Given records:
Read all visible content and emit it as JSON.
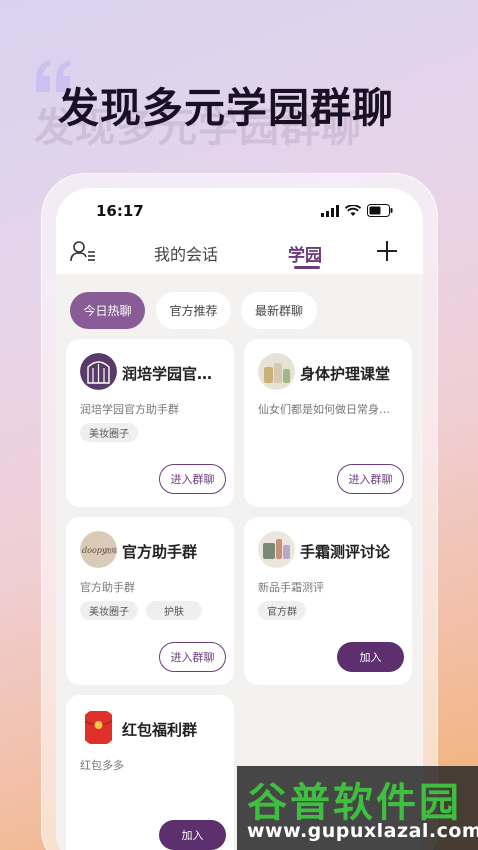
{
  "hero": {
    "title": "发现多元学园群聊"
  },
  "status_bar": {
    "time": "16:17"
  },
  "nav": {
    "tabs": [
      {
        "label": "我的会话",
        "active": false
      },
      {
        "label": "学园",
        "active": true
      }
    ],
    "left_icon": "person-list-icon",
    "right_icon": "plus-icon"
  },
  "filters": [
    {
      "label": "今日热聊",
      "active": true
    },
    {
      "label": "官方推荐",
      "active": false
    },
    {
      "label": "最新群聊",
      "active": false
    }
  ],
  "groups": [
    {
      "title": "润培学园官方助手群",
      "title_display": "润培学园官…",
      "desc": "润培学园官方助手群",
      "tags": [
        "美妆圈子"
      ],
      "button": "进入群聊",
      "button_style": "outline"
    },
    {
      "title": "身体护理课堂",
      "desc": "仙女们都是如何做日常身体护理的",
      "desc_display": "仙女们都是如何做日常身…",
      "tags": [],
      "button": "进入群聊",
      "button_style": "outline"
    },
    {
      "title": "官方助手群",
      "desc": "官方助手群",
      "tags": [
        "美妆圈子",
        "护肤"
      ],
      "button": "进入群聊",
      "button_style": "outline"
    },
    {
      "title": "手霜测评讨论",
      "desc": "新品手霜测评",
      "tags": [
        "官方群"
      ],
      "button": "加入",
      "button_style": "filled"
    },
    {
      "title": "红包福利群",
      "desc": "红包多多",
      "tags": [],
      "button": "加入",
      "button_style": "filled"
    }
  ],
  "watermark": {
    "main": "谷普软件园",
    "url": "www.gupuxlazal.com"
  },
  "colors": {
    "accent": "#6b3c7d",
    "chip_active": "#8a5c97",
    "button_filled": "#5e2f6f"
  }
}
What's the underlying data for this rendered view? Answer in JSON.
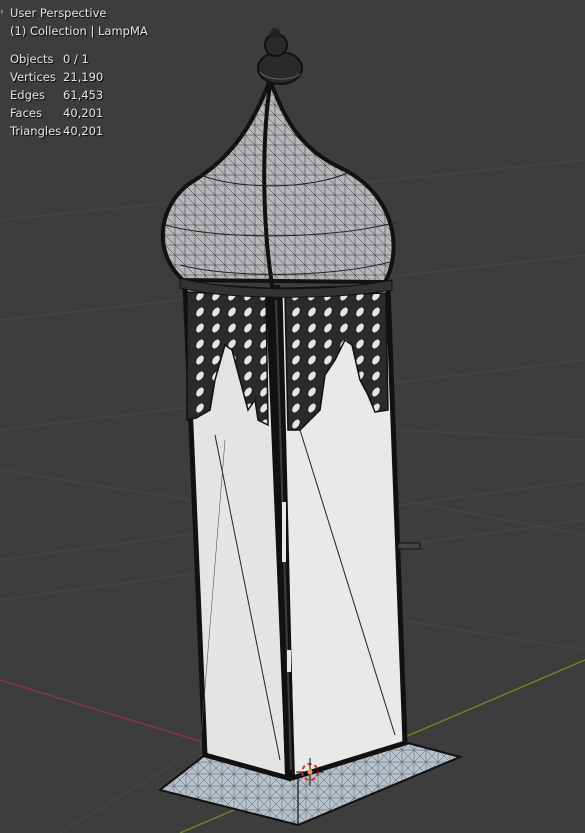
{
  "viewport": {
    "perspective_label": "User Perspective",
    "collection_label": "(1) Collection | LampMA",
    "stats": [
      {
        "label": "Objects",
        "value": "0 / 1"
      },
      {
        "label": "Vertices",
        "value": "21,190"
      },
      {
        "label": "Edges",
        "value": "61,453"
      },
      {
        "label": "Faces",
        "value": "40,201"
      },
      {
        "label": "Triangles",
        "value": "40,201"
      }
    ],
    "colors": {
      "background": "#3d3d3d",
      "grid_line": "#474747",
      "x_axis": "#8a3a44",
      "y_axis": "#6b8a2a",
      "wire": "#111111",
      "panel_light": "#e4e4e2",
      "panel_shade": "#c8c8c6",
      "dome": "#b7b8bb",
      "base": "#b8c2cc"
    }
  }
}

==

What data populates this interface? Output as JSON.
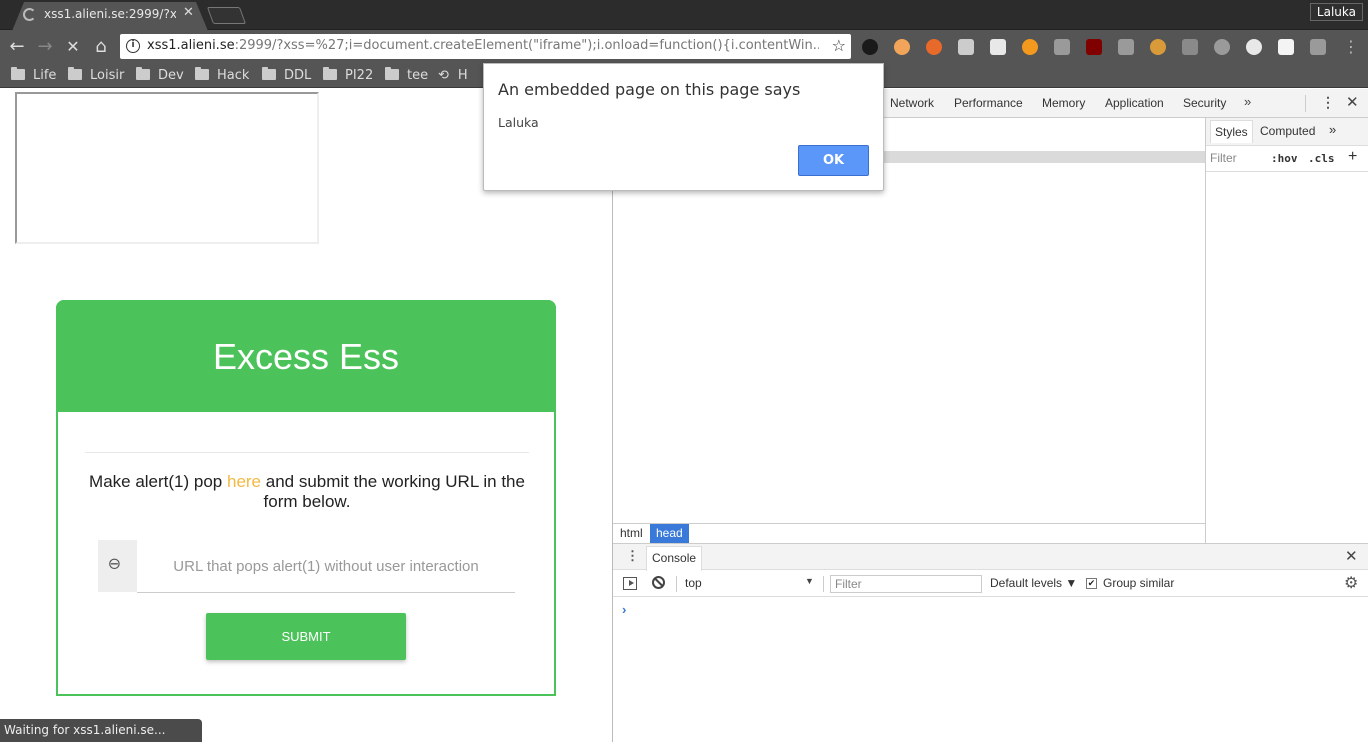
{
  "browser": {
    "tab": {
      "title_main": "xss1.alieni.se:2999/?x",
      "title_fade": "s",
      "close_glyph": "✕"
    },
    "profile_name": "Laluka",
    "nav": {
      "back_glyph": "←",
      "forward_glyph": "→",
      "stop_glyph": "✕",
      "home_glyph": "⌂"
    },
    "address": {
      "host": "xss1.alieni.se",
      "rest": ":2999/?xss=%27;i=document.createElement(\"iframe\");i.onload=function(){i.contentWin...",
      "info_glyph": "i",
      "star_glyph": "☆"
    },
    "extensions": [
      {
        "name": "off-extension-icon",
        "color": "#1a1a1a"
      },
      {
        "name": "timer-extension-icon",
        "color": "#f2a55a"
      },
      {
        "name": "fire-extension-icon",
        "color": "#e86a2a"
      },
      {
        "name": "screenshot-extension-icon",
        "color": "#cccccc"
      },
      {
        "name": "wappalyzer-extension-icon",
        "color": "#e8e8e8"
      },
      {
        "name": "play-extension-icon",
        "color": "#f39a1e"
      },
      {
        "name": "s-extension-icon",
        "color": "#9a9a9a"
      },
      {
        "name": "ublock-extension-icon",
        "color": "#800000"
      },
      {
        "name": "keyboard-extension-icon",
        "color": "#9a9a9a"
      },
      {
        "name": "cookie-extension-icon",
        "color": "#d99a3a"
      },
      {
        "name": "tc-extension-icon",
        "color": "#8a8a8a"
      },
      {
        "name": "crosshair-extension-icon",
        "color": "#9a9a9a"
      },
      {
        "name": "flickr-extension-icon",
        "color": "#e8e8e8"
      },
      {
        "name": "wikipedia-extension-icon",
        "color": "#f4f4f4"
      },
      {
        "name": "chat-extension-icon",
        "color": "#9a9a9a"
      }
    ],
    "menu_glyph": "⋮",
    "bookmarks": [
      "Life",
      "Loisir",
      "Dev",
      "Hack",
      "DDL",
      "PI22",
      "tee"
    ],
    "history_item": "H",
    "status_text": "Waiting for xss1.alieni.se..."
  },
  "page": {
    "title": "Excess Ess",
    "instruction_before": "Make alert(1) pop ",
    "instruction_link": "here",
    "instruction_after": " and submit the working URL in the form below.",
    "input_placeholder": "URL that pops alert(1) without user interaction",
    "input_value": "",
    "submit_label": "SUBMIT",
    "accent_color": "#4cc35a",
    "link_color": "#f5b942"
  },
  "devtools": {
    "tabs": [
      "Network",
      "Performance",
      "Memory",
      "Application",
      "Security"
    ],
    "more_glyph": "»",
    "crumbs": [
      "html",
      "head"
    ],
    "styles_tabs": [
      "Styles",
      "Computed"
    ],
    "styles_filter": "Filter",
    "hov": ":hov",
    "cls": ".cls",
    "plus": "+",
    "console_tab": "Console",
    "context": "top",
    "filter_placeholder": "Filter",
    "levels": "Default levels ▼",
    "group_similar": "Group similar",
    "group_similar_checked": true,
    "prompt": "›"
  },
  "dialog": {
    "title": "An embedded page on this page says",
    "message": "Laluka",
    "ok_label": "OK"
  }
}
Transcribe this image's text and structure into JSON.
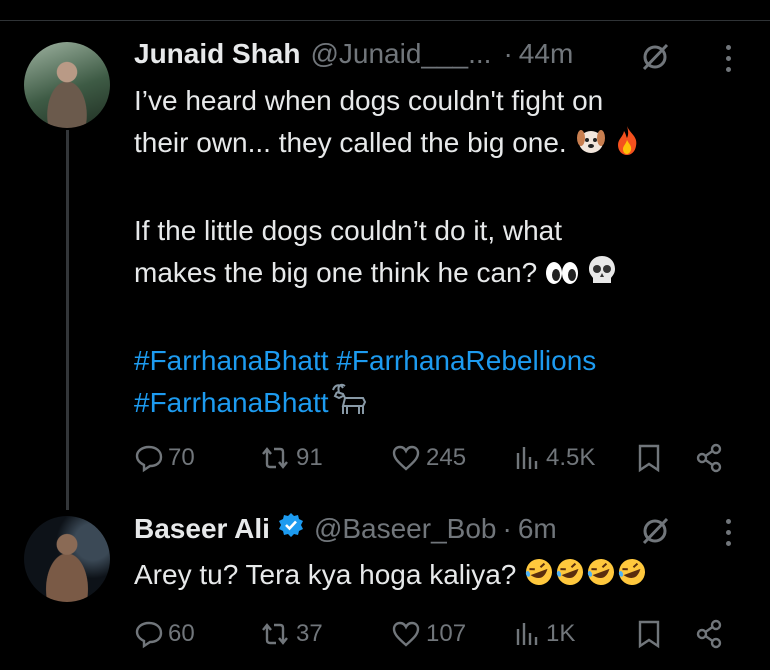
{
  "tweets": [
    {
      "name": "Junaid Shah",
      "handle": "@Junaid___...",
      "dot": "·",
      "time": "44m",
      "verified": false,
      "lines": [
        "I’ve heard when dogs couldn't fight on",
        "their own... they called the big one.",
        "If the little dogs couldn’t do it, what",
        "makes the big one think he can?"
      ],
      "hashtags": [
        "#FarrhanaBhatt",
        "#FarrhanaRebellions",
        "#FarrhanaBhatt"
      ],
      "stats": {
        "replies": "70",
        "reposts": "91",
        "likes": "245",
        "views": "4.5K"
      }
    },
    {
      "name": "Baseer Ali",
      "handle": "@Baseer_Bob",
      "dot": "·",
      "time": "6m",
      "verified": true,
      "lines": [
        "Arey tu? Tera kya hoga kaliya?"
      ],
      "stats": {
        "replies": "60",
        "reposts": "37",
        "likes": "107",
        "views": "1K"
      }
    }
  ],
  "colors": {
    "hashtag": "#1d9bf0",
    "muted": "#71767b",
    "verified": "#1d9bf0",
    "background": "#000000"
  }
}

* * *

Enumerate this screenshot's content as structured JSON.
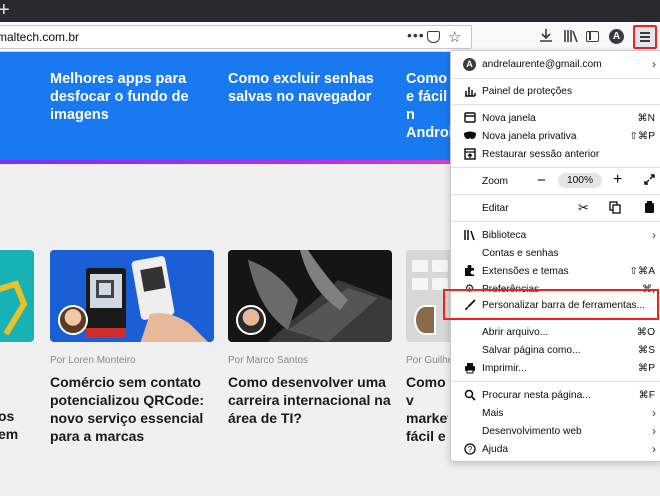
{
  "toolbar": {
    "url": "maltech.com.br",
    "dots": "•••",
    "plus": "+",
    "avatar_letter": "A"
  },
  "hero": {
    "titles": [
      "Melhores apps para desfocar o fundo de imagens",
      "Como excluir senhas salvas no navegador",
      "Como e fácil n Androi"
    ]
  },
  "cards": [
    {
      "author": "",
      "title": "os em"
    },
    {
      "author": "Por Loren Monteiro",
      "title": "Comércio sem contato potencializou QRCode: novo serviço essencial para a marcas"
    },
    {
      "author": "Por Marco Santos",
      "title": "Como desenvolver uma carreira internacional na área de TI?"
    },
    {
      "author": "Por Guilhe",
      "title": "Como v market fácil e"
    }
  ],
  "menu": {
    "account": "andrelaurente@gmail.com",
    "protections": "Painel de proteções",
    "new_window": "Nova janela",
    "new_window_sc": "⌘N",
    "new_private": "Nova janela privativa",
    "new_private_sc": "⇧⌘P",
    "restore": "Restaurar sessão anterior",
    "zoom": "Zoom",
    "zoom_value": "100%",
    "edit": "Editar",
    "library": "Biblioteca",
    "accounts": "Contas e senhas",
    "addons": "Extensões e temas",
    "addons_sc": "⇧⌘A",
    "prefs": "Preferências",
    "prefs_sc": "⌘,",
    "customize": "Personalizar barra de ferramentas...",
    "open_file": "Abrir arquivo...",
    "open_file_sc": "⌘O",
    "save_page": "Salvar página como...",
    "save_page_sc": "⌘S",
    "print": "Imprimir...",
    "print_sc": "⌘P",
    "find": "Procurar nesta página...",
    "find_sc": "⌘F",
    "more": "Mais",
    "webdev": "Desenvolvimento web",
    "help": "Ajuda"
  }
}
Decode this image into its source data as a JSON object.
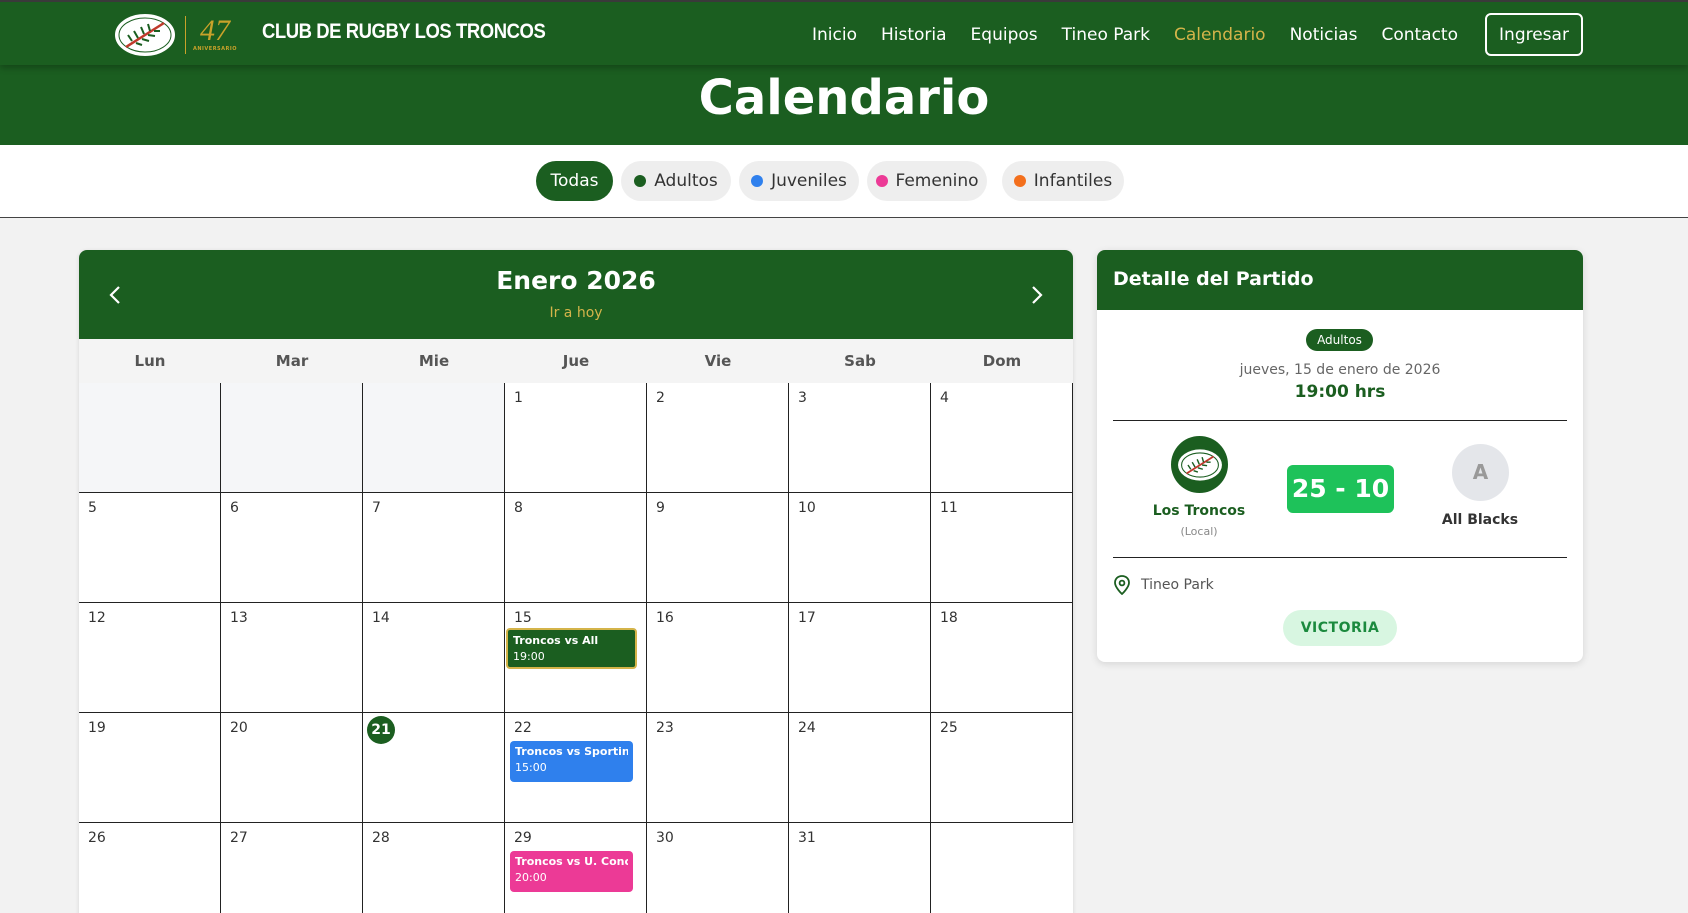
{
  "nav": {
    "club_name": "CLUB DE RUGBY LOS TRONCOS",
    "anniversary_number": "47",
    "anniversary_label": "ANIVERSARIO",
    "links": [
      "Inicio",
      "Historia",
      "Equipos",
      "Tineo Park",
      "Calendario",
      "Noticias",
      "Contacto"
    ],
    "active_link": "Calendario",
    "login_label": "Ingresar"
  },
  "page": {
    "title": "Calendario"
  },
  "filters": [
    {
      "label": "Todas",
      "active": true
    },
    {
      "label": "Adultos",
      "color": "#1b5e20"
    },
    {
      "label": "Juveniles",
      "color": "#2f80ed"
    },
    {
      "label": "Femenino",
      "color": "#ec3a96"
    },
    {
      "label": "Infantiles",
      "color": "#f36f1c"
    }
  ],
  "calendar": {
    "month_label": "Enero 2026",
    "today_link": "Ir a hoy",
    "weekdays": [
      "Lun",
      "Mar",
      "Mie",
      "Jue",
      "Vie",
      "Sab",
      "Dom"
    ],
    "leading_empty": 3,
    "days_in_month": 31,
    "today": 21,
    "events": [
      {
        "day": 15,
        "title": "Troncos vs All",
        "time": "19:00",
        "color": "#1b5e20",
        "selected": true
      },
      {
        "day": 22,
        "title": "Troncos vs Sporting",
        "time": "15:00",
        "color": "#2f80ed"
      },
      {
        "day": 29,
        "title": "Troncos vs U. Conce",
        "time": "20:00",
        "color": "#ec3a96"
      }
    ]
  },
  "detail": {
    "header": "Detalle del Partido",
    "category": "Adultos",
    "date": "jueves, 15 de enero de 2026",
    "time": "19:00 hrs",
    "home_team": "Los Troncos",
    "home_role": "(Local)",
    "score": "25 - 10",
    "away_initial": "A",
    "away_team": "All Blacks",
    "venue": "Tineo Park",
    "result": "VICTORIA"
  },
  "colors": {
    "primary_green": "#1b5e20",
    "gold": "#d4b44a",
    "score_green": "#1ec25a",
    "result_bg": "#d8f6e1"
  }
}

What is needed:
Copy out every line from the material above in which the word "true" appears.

Expected answer:
        "active": true
      "active": true
    "group_similar_checked": true,
      "verified": true,
      "active": true
        "selected": true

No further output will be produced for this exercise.